- Exercise instructions:
The full listing must be reproduced exactly as given.

▬▬▬▬▬▬▬▬▬▬

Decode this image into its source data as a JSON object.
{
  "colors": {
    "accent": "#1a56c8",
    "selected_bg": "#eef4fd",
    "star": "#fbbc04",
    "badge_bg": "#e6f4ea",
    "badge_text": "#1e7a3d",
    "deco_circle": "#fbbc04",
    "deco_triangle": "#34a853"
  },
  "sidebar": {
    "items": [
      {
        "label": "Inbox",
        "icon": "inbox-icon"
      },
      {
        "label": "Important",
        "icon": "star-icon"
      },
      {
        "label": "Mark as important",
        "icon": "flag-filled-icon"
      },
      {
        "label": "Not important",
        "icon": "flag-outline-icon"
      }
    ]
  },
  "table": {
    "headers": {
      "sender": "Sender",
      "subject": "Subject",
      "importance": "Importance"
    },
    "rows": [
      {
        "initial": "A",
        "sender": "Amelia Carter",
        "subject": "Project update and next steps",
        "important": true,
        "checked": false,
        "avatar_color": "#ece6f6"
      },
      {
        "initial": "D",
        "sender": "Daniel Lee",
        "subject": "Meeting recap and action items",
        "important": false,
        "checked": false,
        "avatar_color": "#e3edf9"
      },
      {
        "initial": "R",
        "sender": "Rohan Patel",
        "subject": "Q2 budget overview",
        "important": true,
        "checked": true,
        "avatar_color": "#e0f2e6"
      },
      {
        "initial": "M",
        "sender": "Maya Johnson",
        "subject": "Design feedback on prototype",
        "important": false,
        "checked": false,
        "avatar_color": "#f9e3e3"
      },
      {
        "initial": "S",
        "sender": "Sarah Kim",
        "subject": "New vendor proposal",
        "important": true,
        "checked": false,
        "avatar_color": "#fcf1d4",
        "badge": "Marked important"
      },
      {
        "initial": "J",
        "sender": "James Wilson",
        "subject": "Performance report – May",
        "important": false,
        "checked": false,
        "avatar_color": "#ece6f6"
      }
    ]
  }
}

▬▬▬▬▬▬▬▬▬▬

- Output for this task:
Decode this image into its source data as a JSON object.
{
  "colors": {
    "accent": "#1a56c8",
    "selected_bg": "#eef4fd",
    "star": "#fbbc04",
    "badge_bg": "#e6f4ea",
    "badge_text": "#1e7a3d",
    "deco_circle": "#fbbc04",
    "deco_triangle": "#34a853"
  },
  "sidebar": {
    "items": [
      {
        "label": "Inbox",
        "icon": "inbox-icon"
      },
      {
        "label": "Important",
        "icon": "star-icon"
      },
      {
        "label": "Mark as important",
        "icon": "flag-filled-icon"
      },
      {
        "label": "Not important",
        "icon": "flag-outline-icon"
      }
    ]
  },
  "table": {
    "headers": {
      "sender": "Sender",
      "subject": "Subject",
      "importance": "Importance"
    },
    "rows": [
      {
        "initial": "A",
        "sender": "Amelia Carter",
        "subject": "Project update and next steps",
        "important": true,
        "checked": false,
        "avatar_color": "#ece6f6"
      },
      {
        "initial": "D",
        "sender": "Daniel Lee",
        "subject": "Meeting recap and action items",
        "important": false,
        "checked": false,
        "avatar_color": "#e3edf9"
      },
      {
        "initial": "R",
        "sender": "Rohan Patel",
        "subject": "Q2 budget overview",
        "important": true,
        "checked": true,
        "avatar_color": "#e0f2e6"
      },
      {
        "initial": "M",
        "sender": "Maya Johnson",
        "subject": "Design feedback on prototype",
        "important": false,
        "checked": false,
        "avatar_color": "#f9e3e3"
      },
      {
        "initial": "S",
        "sender": "Sarah Kim",
        "subject": "New vendor proposal",
        "important": true,
        "checked": false,
        "avatar_color": "#fcf1d4",
        "badge": "Marked important"
      },
      {
        "initial": "J",
        "sender": "James Wilson",
        "subject": "Performance report – May",
        "important": false,
        "checked": false,
        "avatar_color": "#ece6f6"
      }
    ]
  }
}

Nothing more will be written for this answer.